What needs to be done -> Word for word, copy the records that follow.

= Beginning of Section =

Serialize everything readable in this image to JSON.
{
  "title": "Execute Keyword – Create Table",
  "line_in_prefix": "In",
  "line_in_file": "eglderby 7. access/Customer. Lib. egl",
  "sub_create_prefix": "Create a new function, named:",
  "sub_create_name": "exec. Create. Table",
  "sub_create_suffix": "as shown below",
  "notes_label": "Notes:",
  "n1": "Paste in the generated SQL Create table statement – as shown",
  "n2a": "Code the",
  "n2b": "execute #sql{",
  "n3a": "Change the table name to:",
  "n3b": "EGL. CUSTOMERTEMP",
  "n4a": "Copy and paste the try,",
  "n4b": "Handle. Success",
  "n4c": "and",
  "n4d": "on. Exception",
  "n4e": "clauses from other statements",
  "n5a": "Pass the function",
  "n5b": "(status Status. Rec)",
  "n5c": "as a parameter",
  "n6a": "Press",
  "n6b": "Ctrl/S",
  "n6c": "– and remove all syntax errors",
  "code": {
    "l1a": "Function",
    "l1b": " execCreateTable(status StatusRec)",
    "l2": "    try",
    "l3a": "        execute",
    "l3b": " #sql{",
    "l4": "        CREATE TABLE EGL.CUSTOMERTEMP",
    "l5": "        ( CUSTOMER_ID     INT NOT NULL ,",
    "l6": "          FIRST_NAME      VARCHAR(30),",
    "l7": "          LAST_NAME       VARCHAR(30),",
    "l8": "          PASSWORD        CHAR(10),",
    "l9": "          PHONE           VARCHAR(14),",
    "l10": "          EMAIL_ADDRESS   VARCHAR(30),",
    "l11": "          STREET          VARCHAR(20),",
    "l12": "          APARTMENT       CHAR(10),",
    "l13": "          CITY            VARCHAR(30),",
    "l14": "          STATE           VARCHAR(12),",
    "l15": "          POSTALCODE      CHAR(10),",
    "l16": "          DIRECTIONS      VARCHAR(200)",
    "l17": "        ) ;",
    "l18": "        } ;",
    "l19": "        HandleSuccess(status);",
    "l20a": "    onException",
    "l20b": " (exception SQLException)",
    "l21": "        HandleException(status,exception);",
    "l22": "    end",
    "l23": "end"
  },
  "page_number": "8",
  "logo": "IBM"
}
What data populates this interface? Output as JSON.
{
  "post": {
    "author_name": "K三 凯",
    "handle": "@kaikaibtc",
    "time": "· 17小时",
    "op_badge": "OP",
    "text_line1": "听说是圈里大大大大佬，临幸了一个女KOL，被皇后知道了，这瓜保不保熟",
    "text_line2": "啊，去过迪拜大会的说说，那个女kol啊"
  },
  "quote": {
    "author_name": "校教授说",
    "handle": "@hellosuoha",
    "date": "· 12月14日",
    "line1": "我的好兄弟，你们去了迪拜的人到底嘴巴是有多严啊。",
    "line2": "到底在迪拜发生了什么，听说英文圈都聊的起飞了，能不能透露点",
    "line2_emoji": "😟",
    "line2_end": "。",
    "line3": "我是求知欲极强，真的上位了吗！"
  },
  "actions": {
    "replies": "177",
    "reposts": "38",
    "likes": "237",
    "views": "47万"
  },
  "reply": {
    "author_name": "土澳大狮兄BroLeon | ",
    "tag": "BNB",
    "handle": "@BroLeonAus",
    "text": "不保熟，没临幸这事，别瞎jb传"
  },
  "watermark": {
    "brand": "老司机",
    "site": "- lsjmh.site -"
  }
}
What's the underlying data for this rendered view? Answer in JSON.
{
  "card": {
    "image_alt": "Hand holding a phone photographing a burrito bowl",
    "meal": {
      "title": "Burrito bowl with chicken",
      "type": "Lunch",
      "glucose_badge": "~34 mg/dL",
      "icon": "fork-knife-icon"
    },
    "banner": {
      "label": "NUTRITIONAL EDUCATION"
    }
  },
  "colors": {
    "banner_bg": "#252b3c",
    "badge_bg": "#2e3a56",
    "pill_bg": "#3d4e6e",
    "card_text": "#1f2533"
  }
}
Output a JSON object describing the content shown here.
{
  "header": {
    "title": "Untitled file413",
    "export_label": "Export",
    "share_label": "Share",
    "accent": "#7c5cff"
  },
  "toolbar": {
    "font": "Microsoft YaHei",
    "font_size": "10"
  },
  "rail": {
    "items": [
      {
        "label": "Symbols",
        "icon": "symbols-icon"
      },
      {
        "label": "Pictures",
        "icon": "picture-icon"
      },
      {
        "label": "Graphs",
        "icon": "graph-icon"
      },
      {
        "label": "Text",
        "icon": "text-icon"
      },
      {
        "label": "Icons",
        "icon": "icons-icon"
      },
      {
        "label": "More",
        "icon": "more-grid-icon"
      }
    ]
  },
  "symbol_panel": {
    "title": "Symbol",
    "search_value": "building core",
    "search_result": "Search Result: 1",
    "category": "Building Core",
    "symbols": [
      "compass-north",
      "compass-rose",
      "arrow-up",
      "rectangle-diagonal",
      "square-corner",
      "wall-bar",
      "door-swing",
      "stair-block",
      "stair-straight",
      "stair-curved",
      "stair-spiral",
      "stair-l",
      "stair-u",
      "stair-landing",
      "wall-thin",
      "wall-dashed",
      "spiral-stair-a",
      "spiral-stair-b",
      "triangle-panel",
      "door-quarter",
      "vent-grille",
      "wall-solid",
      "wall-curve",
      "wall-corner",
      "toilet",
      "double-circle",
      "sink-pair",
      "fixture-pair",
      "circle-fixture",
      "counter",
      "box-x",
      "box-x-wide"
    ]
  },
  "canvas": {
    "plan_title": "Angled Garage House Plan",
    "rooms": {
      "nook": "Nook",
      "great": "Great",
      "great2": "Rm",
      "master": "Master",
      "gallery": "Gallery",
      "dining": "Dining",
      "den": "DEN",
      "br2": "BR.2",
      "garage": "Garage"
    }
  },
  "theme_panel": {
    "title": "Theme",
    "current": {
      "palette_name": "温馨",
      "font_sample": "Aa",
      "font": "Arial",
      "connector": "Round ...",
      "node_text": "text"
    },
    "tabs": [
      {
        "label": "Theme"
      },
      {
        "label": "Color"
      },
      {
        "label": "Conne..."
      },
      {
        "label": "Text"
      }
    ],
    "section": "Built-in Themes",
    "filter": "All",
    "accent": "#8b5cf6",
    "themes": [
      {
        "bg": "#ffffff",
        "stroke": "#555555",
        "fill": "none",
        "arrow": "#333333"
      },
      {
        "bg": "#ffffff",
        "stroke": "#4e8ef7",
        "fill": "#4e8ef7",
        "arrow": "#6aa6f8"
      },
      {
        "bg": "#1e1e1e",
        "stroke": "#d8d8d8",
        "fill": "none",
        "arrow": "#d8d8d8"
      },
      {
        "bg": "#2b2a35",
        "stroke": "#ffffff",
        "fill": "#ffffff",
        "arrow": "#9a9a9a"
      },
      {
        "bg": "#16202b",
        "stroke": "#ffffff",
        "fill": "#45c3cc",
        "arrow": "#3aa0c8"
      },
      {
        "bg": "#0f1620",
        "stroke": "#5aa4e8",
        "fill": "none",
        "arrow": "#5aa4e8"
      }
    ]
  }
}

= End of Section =

Response ->
Serialize everything readable in this image to JSON.
{
  "title": "Execute Keyword – Create Table",
  "line_in_prefix": "In",
  "line_in_file": "eglderby 7. access/Customer. Lib. egl",
  "sub_create_prefix": "Create a new function, named:",
  "sub_create_name": "exec. Create. Table",
  "sub_create_suffix": "as shown below",
  "notes_label": "Notes:",
  "n1": "Paste in the generated SQL Create table statement – as shown",
  "n2a": "Code the",
  "n2b": "execute #sql{",
  "n3a": "Change the table name to:",
  "n3b": "EGL. CUSTOMERTEMP",
  "n4a": "Copy and paste the try,",
  "n4b": "Handle. Success",
  "n4c": "and",
  "n4d": "on. Exception",
  "n4e": "clauses from other statements",
  "n5a": "Pass the function",
  "n5b": "(status Status. Rec)",
  "n5c": "as a parameter",
  "n6a": "Press",
  "n6b": "Ctrl/S",
  "n6c": "– and remove all syntax errors",
  "code": {
    "l1a": "Function",
    "l1b": " execCreateTable(status StatusRec)",
    "l2": "    try",
    "l3a": "        execute",
    "l3b": " #sql{",
    "l4": "        CREATE TABLE EGL.CUSTOMERTEMP",
    "l5": "        ( CUSTOMER_ID     INT NOT NULL ,",
    "l6": "          FIRST_NAME      VARCHAR(30),",
    "l7": "          LAST_NAME       VARCHAR(30),",
    "l8": "          PASSWORD        CHAR(10),",
    "l9": "          PHONE           VARCHAR(14),",
    "l10": "          EMAIL_ADDRESS   VARCHAR(30),",
    "l11": "          STREET          VARCHAR(20),",
    "l12": "          APARTMENT       CHAR(10),",
    "l13": "          CITY            VARCHAR(30),",
    "l14": "          STATE           VARCHAR(12),",
    "l15": "          POSTALCODE      CHAR(10),",
    "l16": "          DIRECTIONS      VARCHAR(200)",
    "l17": "        ) ;",
    "l18": "        } ;",
    "l19": "        HandleSuccess(status);",
    "l20a": "    onException",
    "l20b": " (exception SQLException)",
    "l21": "        HandleException(status,exception);",
    "l22": "    end",
    "l23": "end"
  },
  "page_number": "8",
  "logo": "IBM"
}
What data populates this interface? Output as JSON.
{
  "post": {
    "author_name": "K三 凯",
    "handle": "@kaikaibtc",
    "time": "· 17小时",
    "op_badge": "OP",
    "text_line1": "听说是圈里大大大大佬，临幸了一个女KOL，被皇后知道了，这瓜保不保熟",
    "text_line2": "啊，去过迪拜大会的说说，那个女kol啊"
  },
  "quote": {
    "author_name": "校教授说",
    "handle": "@hellosuoha",
    "date": "· 12月14日",
    "line1": "我的好兄弟，你们去了迪拜的人到底嘴巴是有多严啊。",
    "line2": "到底在迪拜发生了什么，听说英文圈都聊的起飞了，能不能透露点",
    "line2_emoji": "😟",
    "line2_end": "。",
    "line3": "我是求知欲极强，真的上位了吗！"
  },
  "actions": {
    "replies": "177",
    "reposts": "38",
    "likes": "237",
    "views": "47万"
  },
  "reply": {
    "author_name": "土澳大狮兄BroLeon | ",
    "tag": "BNB",
    "handle": "@BroLeonAus",
    "text": "不保熟，没临幸这事，别瞎jb传"
  },
  "watermark": {
    "brand": "老司机",
    "site": "- lsjmh.site -"
  }
}
What's the underlying data for this rendered view? Answer in JSON.
{
  "card": {
    "image_alt": "Hand holding a phone photographing a burrito bowl",
    "meal": {
      "title": "Burrito bowl with chicken",
      "type": "Lunch",
      "glucose_badge": "~34 mg/dL",
      "icon": "fork-knife-icon"
    },
    "banner": {
      "label": "NUTRITIONAL EDUCATION"
    }
  },
  "colors": {
    "banner_bg": "#252b3c",
    "badge_bg": "#2e3a56",
    "pill_bg": "#3d4e6e",
    "card_text": "#1f2533"
  }
}
Output a JSON object describing the content shown here.
{
  "header": {
    "title": "Untitled file413",
    "export_label": "Export",
    "share_label": "Share",
    "accent": "#7c5cff"
  },
  "toolbar": {
    "font": "Microsoft YaHei",
    "font_size": "10"
  },
  "rail": {
    "items": [
      {
        "label": "Symbols",
        "icon": "symbols-icon"
      },
      {
        "label": "Pictures",
        "icon": "picture-icon"
      },
      {
        "label": "Graphs",
        "icon": "graph-icon"
      },
      {
        "label": "Text",
        "icon": "text-icon"
      },
      {
        "label": "Icons",
        "icon": "icons-icon"
      },
      {
        "label": "More",
        "icon": "more-grid-icon"
      }
    ]
  },
  "symbol_panel": {
    "title": "Symbol",
    "search_value": "building core",
    "search_result": "Search Result: 1",
    "category": "Building Core",
    "symbols": [
      "compass-north",
      "compass-rose",
      "arrow-up",
      "rectangle-diagonal",
      "square-corner",
      "wall-bar",
      "door-swing",
      "stair-block",
      "stair-straight",
      "stair-curved",
      "stair-spiral",
      "stair-l",
      "stair-u",
      "stair-landing",
      "wall-thin",
      "wall-dashed",
      "spiral-stair-a",
      "spiral-stair-b",
      "triangle-panel",
      "door-quarter",
      "vent-grille",
      "wall-solid",
      "wall-curve",
      "wall-corner",
      "toilet",
      "double-circle",
      "sink-pair",
      "fixture-pair",
      "circle-fixture",
      "counter",
      "box-x",
      "box-x-wide"
    ]
  },
  "canvas": {
    "plan_title": "Angled Garage House Plan",
    "rooms": {
      "nook": "Nook",
      "great": "Great",
      "great2": "Rm",
      "master": "Master",
      "gallery": "Gallery",
      "dining": "Dining",
      "den": "DEN",
      "br2": "BR.2",
      "garage": "Garage"
    }
  },
  "theme_panel": {
    "title": "Theme",
    "current": {
      "palette_name": "温馨",
      "font_sample": "Aa",
      "font": "Arial",
      "connector": "Round ...",
      "node_text": "text"
    },
    "tabs": [
      {
        "label": "Theme"
      },
      {
        "label": "Color"
      },
      {
        "label": "Conne..."
      },
      {
        "label": "Text"
      }
    ],
    "section": "Built-in Themes",
    "filter": "All",
    "accent": "#8b5cf6",
    "themes": [
      {
        "bg": "#ffffff",
        "stroke": "#555555",
        "fill": "none",
        "arrow": "#333333"
      },
      {
        "bg": "#ffffff",
        "stroke": "#4e8ef7",
        "fill": "#4e8ef7",
        "arrow": "#6aa6f8"
      },
      {
        "bg": "#1e1e1e",
        "stroke": "#d8d8d8",
        "fill": "none",
        "arrow": "#d8d8d8"
      },
      {
        "bg": "#2b2a35",
        "stroke": "#ffffff",
        "fill": "#ffffff",
        "arrow": "#9a9a9a"
      },
      {
        "bg": "#16202b",
        "stroke": "#ffffff",
        "fill": "#45c3cc",
        "arrow": "#3aa0c8"
      },
      {
        "bg": "#0f1620",
        "stroke": "#5aa4e8",
        "fill": "none",
        "arrow": "#5aa4e8"
      }
    ]
  }
}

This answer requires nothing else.